(Beginning of The input)

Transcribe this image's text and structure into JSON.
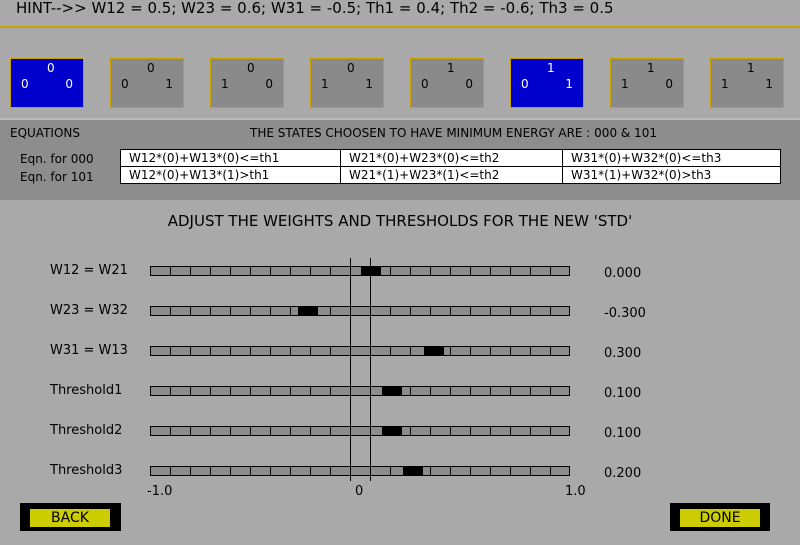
{
  "hint": "HINT-->> W12 = 0.5; W23 = 0.6; W31 = -0.5; Th1 = 0.4; Th2 = -0.6; Th3 = 0.5",
  "states": [
    {
      "bits": [
        "0",
        "0",
        "0"
      ],
      "selected": true
    },
    {
      "bits": [
        "0",
        "0",
        "1"
      ],
      "selected": false
    },
    {
      "bits": [
        "0",
        "1",
        "0"
      ],
      "selected": false
    },
    {
      "bits": [
        "0",
        "1",
        "1"
      ],
      "selected": false
    },
    {
      "bits": [
        "1",
        "0",
        "0"
      ],
      "selected": false
    },
    {
      "bits": [
        "1",
        "0",
        "1"
      ],
      "selected": true
    },
    {
      "bits": [
        "1",
        "1",
        "0"
      ],
      "selected": false
    },
    {
      "bits": [
        "1",
        "1",
        "1"
      ],
      "selected": false
    }
  ],
  "equations": {
    "title": "EQUATIONS",
    "note": "THE STATES CHOOSEN TO HAVE MINIMUM ENERGY ARE : 000 & 101",
    "rows": [
      {
        "label": "Eqn. for 000",
        "cells": [
          "W12*(0)+W13*(0)<=th1",
          "W21*(0)+W23*(0)<=th2",
          "W31*(0)+W32*(0)<=th3"
        ]
      },
      {
        "label": "Eqn. for 101",
        "cells": [
          "W12*(0)+W13*(1)>th1",
          "W21*(1)+W23*(1)<=th2",
          "W31*(1)+W32*(0)>th3"
        ]
      }
    ]
  },
  "adjust_title": "ADJUST THE WEIGHTS AND THRESHOLDS FOR THE NEW 'STD'",
  "sliders": [
    {
      "label": "W12 = W21",
      "value": 0.0,
      "display": "0.000"
    },
    {
      "label": "W23 = W32",
      "value": -0.3,
      "display": "-0.300"
    },
    {
      "label": "W31 = W13",
      "value": 0.3,
      "display": "0.300"
    },
    {
      "label": "Threshold1",
      "value": 0.1,
      "display": "0.100"
    },
    {
      "label": "Threshold2",
      "value": 0.1,
      "display": "0.100"
    },
    {
      "label": "Threshold3",
      "value": 0.2,
      "display": "0.200"
    }
  ],
  "axis": {
    "min_label": "-1.0",
    "zero_label": "0",
    "max_label": "1.0",
    "min": -1.0,
    "max": 1.0
  },
  "buttons": {
    "back": "BACK",
    "done": "DONE"
  },
  "colors": {
    "selected_state": "#0000cc",
    "button": "#cccc00"
  }
}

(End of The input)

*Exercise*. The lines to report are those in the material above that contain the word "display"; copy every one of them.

*Output of the exercise*.
      "display": "0.000"
      "display": "-0.300"
      "display": "0.300"
      "display": "0.100"
      "display": "0.100"
      "display": "0.200"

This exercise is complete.